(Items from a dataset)
====
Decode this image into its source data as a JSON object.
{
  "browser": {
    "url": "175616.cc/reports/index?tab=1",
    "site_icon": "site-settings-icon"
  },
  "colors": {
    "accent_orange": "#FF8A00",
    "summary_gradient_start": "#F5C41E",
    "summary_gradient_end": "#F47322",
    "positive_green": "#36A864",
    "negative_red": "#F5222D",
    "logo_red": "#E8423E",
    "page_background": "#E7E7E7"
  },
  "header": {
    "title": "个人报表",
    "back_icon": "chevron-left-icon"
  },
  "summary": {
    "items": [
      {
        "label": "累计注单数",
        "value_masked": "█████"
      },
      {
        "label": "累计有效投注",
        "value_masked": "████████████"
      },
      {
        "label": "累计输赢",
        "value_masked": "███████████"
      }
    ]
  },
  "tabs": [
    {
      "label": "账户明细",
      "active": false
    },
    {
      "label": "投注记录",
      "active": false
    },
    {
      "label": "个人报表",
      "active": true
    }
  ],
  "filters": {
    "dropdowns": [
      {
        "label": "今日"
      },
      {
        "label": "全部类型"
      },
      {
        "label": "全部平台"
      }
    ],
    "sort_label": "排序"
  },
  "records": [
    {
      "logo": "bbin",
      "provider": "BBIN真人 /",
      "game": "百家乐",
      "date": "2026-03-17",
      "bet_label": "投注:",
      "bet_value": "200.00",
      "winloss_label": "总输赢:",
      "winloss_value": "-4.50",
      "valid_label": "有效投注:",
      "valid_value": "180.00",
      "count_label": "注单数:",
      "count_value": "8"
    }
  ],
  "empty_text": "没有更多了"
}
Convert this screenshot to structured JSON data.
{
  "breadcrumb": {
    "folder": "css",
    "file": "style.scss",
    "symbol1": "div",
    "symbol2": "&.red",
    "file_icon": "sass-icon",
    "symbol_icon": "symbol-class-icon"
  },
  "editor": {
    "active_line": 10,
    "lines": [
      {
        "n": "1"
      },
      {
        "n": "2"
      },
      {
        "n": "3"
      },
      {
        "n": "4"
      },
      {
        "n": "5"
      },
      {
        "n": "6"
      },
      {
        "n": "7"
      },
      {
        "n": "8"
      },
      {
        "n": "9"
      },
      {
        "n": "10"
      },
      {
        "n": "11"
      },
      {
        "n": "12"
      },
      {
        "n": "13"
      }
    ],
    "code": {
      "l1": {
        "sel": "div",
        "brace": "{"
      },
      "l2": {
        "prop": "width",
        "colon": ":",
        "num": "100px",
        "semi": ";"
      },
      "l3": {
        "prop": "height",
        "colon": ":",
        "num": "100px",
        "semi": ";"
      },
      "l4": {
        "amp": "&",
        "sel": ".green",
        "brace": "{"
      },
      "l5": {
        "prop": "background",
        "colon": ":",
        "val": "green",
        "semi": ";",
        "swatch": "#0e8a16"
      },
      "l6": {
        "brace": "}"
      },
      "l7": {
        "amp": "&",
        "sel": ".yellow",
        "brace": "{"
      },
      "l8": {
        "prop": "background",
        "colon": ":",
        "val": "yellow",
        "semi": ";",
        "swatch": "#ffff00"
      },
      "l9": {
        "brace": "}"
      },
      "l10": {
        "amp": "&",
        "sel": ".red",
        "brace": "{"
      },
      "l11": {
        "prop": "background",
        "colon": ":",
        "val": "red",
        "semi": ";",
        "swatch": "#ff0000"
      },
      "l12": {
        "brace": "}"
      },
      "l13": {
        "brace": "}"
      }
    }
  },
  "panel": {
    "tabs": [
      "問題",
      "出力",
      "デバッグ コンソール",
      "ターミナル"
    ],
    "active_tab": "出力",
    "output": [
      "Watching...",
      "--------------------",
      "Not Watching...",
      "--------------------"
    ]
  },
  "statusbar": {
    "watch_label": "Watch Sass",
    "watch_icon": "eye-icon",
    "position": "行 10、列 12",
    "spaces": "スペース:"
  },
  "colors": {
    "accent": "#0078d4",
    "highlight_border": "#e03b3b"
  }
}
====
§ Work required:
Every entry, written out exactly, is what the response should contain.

§ Answer to this task:
Decode this image into its source data as a JSON object.
{
  "browser": {
    "url": "175616.cc/reports/index?tab=1",
    "site_icon": "site-settings-icon"
  },
  "colors": {
    "accent_orange": "#FF8A00",
    "summary_gradient_start": "#F5C41E",
    "summary_gradient_end": "#F47322",
    "positive_green": "#36A864",
    "negative_red": "#F5222D",
    "logo_red": "#E8423E",
    "page_background": "#E7E7E7"
  },
  "header": {
    "title": "个人报表",
    "back_icon": "chevron-left-icon"
  },
  "summary": {
    "items": [
      {
        "label": "累计注单数",
        "value_masked": "█████"
      },
      {
        "label": "累计有效投注",
        "value_masked": "████████████"
      },
      {
        "label": "累计输赢",
        "value_masked": "███████████"
      }
    ]
  },
  "tabs": [
    {
      "label": "账户明细",
      "active": false
    },
    {
      "label": "投注记录",
      "active": false
    },
    {
      "label": "个人报表",
      "active": true
    }
  ],
  "filters": {
    "dropdowns": [
      {
        "label": "今日"
      },
      {
        "label": "全部类型"
      },
      {
        "label": "全部平台"
      }
    ],
    "sort_label": "排序"
  },
  "records": [
    {
      "logo": "bbin",
      "provider": "BBIN真人 /",
      "game": "百家乐",
      "date": "2026-03-17",
      "bet_label": "投注:",
      "bet_value": "200.00",
      "winloss_label": "总输赢:",
      "winloss_value": "-4.50",
      "valid_label": "有效投注:",
      "valid_value": "180.00",
      "count_label": "注单数:",
      "count_value": "8"
    }
  ],
  "empty_text": "没有更多了"
}
Convert this screenshot to structured JSON data.
{
  "breadcrumb": {
    "folder": "css",
    "file": "style.scss",
    "symbol1": "div",
    "symbol2": "&.red",
    "file_icon": "sass-icon",
    "symbol_icon": "symbol-class-icon"
  },
  "editor": {
    "active_line": 10,
    "lines": [
      {
        "n": "1"
      },
      {
        "n": "2"
      },
      {
        "n": "3"
      },
      {
        "n": "4"
      },
      {
        "n": "5"
      },
      {
        "n": "6"
      },
      {
        "n": "7"
      },
      {
        "n": "8"
      },
      {
        "n": "9"
      },
      {
        "n": "10"
      },
      {
        "n": "11"
      },
      {
        "n": "12"
      },
      {
        "n": "13"
      }
    ],
    "code": {
      "l1": {
        "sel": "div",
        "brace": "{"
      },
      "l2": {
        "prop": "width",
        "colon": ":",
        "num": "100px",
        "semi": ";"
      },
      "l3": {
        "prop": "height",
        "colon": ":",
        "num": "100px",
        "semi": ";"
      },
      "l4": {
        "amp": "&",
        "sel": ".green",
        "brace": "{"
      },
      "l5": {
        "prop": "background",
        "colon": ":",
        "val": "green",
        "semi": ";",
        "swatch": "#0e8a16"
      },
      "l6": {
        "brace": "}"
      },
      "l7": {
        "amp": "&",
        "sel": ".yellow",
        "brace": "{"
      },
      "l8": {
        "prop": "background",
        "colon": ":",
        "val": "yellow",
        "semi": ";",
        "swatch": "#ffff00"
      },
      "l9": {
        "brace": "}"
      },
      "l10": {
        "amp": "&",
        "sel": ".red",
        "brace": "{"
      },
      "l11": {
        "prop": "background",
        "colon": ":",
        "val": "red",
        "semi": ";",
        "swatch": "#ff0000"
      },
      "l12": {
        "brace": "}"
      },
      "l13": {
        "brace": "}"
      }
    }
  },
  "panel": {
    "tabs": [
      "問題",
      "出力",
      "デバッグ コンソール",
      "ターミナル"
    ],
    "active_tab": "出力",
    "output": [
      "Watching...",
      "--------------------",
      "Not Watching...",
      "--------------------"
    ]
  },
  "statusbar": {
    "watch_label": "Watch Sass",
    "watch_icon": "eye-icon",
    "position": "行 10、列 12",
    "spaces": "スペース:"
  },
  "colors": {
    "accent": "#0078d4",
    "highlight_border": "#e03b3b"
  }
}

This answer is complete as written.